When I was growing up in Bryan (which was a far smaller town in the 1970s than it is now), I was brought up under the belief that judges were the closest thing to nobility that a small Texas town had to offer. We only had one District Court Judge in Brazos County back then (compared to the whopping three, count 'em, THREE that Brazos has now), and he was a family friend. When our families socialized, Judge McDonald was treated with a little more reverence by us kids because of the fact that he was a judge.
[On a personal side note, Judge W.T. "Tommy" McDonald passed away this past year. He was a dear, sweet man who was always very kind to me growing up and he kept up with my legal career from law school on forward. He meant a lot to our family and he is very missed. He deserved all of the love and respect that he received.]
After 22 years of being a lawyer, I recognize that judges are a little more fallible than I was raised to believe. As any practicing lawyer can tell you, some judges are amazing and worthy of having a courthouse named after them. A good judge follows the law and the rules of evidence, regardless of how unpopular the results might be. Intelligence, bravery, humility and selflessness are hallmarks of being a good judge -- even if the results get you unelected by a fickle electorate.
Not all judges live up to that standard. I don't know a lawyer alive that couldn't spend hours telling a story about a judge or two, or five, or ten, that he or she deemed to be crazy.
Judges are fallible just like the rest of us. They make right calls. They make wrong calls. Their very job description calls upon them to hear one case at a time and make rulings based on the law and evidence as it applies directly to that one case. By definition of the adversarial system, when two sides appear before a judge, one is likely to walk away from the experience feeling more disappointed than the other. Maybe that results in the judge being complained about, a ruling being appealed, or even a grievance being filed.
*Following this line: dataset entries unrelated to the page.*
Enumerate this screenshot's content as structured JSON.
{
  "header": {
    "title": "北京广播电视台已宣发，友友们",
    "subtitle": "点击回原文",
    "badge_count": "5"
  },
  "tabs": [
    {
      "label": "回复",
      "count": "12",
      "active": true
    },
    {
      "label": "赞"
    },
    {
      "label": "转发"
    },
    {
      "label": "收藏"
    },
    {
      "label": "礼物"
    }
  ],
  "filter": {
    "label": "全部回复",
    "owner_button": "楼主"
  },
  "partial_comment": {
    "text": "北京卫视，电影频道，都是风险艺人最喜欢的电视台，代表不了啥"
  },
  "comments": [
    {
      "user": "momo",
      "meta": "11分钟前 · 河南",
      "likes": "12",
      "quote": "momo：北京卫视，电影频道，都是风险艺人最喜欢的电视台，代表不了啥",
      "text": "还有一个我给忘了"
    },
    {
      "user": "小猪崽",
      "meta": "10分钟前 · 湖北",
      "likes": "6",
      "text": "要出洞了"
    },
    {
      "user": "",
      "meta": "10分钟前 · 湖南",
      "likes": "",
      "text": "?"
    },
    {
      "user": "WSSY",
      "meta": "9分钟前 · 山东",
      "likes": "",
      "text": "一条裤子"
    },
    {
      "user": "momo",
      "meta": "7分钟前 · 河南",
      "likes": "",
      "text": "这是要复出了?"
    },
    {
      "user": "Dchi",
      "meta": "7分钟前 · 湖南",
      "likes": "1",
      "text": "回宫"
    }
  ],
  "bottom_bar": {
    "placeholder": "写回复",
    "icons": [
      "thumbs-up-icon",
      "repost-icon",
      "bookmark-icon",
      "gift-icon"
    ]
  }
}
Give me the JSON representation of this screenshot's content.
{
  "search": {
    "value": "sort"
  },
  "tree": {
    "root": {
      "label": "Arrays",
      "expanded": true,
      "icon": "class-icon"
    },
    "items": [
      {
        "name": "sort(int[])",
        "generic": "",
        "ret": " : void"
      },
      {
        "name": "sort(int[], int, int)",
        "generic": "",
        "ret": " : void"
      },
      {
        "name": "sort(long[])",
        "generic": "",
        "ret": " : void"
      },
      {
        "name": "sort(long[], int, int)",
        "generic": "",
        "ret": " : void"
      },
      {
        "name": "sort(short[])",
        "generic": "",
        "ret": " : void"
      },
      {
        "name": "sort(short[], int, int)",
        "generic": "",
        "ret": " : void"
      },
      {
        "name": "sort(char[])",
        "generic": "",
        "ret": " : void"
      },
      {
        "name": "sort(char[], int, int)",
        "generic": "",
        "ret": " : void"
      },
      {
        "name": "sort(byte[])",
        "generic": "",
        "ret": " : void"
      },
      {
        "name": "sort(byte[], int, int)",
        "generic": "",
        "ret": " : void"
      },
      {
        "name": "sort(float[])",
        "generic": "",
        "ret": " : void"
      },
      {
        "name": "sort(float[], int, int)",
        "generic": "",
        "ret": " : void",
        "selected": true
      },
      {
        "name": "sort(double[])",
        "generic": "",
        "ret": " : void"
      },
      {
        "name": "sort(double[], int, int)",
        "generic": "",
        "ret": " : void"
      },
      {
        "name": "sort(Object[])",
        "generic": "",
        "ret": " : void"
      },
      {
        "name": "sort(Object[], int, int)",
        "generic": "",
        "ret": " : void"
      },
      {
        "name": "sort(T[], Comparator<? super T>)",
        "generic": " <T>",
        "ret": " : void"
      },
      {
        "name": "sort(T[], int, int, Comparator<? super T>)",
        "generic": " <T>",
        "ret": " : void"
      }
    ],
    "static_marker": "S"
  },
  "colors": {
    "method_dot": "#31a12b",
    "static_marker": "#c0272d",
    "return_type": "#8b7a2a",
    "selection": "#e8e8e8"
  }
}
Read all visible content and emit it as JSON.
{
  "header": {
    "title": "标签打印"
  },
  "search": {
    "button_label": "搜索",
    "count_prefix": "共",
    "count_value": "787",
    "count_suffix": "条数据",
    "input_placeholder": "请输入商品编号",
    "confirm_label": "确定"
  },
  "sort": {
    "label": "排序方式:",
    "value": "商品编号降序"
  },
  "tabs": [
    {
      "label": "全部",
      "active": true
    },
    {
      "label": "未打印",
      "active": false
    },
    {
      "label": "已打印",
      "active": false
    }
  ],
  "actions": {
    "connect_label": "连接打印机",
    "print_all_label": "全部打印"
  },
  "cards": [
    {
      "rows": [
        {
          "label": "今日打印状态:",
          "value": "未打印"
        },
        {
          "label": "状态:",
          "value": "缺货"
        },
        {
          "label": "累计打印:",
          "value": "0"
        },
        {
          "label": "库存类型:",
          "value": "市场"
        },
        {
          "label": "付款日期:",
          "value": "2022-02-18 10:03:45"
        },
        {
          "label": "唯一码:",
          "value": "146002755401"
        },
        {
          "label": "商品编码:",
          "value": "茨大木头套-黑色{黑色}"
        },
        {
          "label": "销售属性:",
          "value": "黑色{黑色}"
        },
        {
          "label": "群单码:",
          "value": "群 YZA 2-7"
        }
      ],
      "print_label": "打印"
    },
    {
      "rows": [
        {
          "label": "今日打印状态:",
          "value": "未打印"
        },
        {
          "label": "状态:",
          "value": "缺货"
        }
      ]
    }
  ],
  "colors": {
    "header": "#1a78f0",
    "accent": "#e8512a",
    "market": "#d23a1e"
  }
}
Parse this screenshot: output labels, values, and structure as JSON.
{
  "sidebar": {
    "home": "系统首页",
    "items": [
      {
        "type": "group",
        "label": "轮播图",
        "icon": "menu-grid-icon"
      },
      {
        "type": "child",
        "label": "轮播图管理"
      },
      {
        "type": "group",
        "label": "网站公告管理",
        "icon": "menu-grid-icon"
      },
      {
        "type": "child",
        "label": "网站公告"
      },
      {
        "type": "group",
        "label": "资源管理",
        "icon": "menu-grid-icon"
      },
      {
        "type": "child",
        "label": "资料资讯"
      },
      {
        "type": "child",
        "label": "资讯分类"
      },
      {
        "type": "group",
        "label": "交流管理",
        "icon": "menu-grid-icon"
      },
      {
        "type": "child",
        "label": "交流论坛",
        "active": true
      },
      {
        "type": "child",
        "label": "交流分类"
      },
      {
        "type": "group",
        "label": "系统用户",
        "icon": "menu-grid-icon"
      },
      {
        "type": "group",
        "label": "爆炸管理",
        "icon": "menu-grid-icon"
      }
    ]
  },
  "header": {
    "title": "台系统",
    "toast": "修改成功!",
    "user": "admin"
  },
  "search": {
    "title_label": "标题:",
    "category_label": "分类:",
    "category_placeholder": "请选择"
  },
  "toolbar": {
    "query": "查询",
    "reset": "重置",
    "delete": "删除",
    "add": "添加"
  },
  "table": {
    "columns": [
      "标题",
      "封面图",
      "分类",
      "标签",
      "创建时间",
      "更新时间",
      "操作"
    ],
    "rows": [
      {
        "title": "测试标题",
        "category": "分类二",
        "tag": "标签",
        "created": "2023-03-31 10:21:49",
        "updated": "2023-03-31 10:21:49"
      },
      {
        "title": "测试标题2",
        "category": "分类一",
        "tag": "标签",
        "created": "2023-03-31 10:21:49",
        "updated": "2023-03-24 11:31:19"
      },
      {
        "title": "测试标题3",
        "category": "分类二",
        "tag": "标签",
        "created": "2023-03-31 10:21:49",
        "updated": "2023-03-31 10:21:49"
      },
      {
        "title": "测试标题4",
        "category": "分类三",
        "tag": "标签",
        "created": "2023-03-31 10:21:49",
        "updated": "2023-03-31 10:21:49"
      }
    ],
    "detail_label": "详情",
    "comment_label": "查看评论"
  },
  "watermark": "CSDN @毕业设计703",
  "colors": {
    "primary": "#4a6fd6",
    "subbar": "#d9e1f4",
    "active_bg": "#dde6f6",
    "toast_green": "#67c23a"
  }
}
But while judges are certainly not perfect and are often criticized, I have never seen the level of animosity currently being leveled at the judiciary as a whole as I am seeing in Harris County right now. If it weren't so incredibly misguided, it would be almost comical. For the past year, everyone from the District Attorney to the media to the Legislature has decided that the current batch of Criminal Court judges are apparently the single biggest cause of violent crime in the City of Houston.
These 22 District Court and 16 County Court Judges aren't public officials trying to navigate an unprecedented pandemic crisis. They are obviously all crime bosses trying to cause chaos in the streets by steadfastly refusing to go to trial and just releasing bloodthirsty criminals into the street as an alternative, right? At a minimum, they've all shut down their courts and have refused to come to work, leading all of these violent offenders to be released on PR bonds so they could go kill again, haven't they? Haven't they stopped having trials because they are lazy or too scared to risk coronavirus? At least, that part is true, isn't it?
That's what we keep hearing if you watch the local news.
But the reality is that the behavior of the Judges during the Pandemic is actually quite the opposite. From the onset in the spring of 2020, the Judges had to step into the fray quickly and efficiently as they were called upon to balance public safety against the constitutional rights of people accused of crimes. It was a task that they had some level of familiarity with, having navigated a courthouse shut down due to Hurricane Harvey, but Hurricane Harvey would ultimately prove to be only a light dress rehearsal for the full-fledged crisis that Covid-19 has proven to be.
While the majority of defense attorneys and prosecutors shifted to Zoom appearances as quickly as possible, the vast majority of the judges in Harris County were still going into their courtrooms in person. They had the option of designating their home addresses as temporary "courthouses" so that they too could Zoom from home, too, but unlike prosecutors and defense attorneys, those home addresses would have become publicly available. Not to mention, all of those defendants in custody were at the courthouse.
So, it's kind of funny to me when I see posts like this one on Harris County District Attorney Kim Ogg's Facebook page: